(9in) apart. germination will take about 10 days. When the plant is
about 22cm / 9in high and four leaves have developed (about 6 weeks
after sowing) transplant them to their final positions. They should be
planted slightly deeper than they grew in the seed bed. Spacings are
45cm / 18in apart with rows the same distance apart.
Rape kale should be sown slightly late in the season, May to June is
a good time. Sow them directly in their final position because they do
not like to be transplanted.
Care for Kale
Almost no care is required because these are
one of the strongest and most disease resistant of all vegetables.
Remove yellowing leaves which will appear round the base of plant. Keep
the weeds under control with regular hoeing.
Dwarf varieties of kale (see curly / crinkly kale to the right)
will withstand winter winds especially well.
Harvest kale only when you need it because it does not keep
well even in the fridge. They provide a crop between late September to
early May, although rape kale is at its best in spring.
Harvest the young leaves only which will be at the top of the plant.
This will stimulate the plant to produce more young tender leaves.
With so many types to choose from, the selection of particular varieties
is one of personal choice. We recommend two below which we have enjoyed.
We grew this one because it is often asked for in recipes. The leaves
are highly crinkled, deep green and the plants look spectacular.
Dwarf Green Curled
This is a dwarf variety that grows strongly with little fear of damage
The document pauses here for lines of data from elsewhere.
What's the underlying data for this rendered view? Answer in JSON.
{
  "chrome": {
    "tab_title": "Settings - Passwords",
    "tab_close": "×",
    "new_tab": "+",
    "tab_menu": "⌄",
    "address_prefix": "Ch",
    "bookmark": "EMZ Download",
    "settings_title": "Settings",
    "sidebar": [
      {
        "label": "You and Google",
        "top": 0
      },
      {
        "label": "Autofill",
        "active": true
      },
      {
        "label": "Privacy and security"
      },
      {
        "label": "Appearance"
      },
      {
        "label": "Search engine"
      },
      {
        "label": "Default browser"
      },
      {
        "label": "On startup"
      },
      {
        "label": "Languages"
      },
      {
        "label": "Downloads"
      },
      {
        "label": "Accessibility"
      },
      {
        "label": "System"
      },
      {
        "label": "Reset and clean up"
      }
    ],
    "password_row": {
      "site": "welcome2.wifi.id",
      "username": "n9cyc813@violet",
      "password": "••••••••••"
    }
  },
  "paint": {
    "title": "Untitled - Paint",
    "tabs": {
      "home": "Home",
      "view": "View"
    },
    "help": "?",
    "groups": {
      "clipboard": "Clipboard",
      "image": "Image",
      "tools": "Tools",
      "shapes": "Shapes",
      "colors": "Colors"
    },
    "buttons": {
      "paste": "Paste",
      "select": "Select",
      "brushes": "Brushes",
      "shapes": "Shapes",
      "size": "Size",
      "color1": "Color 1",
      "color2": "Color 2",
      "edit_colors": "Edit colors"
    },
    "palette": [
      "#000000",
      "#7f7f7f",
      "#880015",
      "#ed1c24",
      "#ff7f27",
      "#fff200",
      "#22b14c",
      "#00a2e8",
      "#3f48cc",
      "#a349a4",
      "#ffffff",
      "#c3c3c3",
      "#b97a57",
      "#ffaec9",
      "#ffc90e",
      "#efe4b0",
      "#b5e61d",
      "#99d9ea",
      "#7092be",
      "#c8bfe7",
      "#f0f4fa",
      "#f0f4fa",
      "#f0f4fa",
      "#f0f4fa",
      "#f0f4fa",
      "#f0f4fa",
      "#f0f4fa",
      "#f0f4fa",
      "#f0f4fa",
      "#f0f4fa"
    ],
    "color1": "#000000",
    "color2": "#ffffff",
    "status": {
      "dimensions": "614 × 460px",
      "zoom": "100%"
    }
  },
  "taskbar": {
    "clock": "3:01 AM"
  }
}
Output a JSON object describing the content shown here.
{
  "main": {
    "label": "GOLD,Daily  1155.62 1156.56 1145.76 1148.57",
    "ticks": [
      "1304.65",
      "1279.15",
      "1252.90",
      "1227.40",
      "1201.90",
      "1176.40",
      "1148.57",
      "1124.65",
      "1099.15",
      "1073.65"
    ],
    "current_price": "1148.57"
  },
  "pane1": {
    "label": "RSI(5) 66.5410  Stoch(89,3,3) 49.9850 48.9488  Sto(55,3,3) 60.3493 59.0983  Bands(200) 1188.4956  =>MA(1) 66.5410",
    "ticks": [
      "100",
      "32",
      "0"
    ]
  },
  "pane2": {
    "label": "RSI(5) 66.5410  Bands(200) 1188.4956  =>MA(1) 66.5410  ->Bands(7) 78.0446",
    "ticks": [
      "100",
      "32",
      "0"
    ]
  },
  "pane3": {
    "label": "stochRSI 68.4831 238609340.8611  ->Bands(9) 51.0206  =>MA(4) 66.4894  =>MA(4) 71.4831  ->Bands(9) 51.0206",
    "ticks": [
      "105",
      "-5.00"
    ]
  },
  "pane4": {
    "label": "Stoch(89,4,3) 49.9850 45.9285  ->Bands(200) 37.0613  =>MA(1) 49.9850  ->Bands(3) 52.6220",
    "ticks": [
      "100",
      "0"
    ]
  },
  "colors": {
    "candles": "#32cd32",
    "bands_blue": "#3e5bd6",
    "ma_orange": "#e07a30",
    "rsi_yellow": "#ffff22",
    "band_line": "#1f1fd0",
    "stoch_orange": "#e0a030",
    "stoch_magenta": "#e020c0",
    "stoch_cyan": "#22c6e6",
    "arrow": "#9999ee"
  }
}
from strong winds. It looks like parsley with deeply crinkled leaves.
the cropping season is autumn to mid spring. Click here
for our recommended online supplier of this variety.
VEGETABLE INDEX PAGE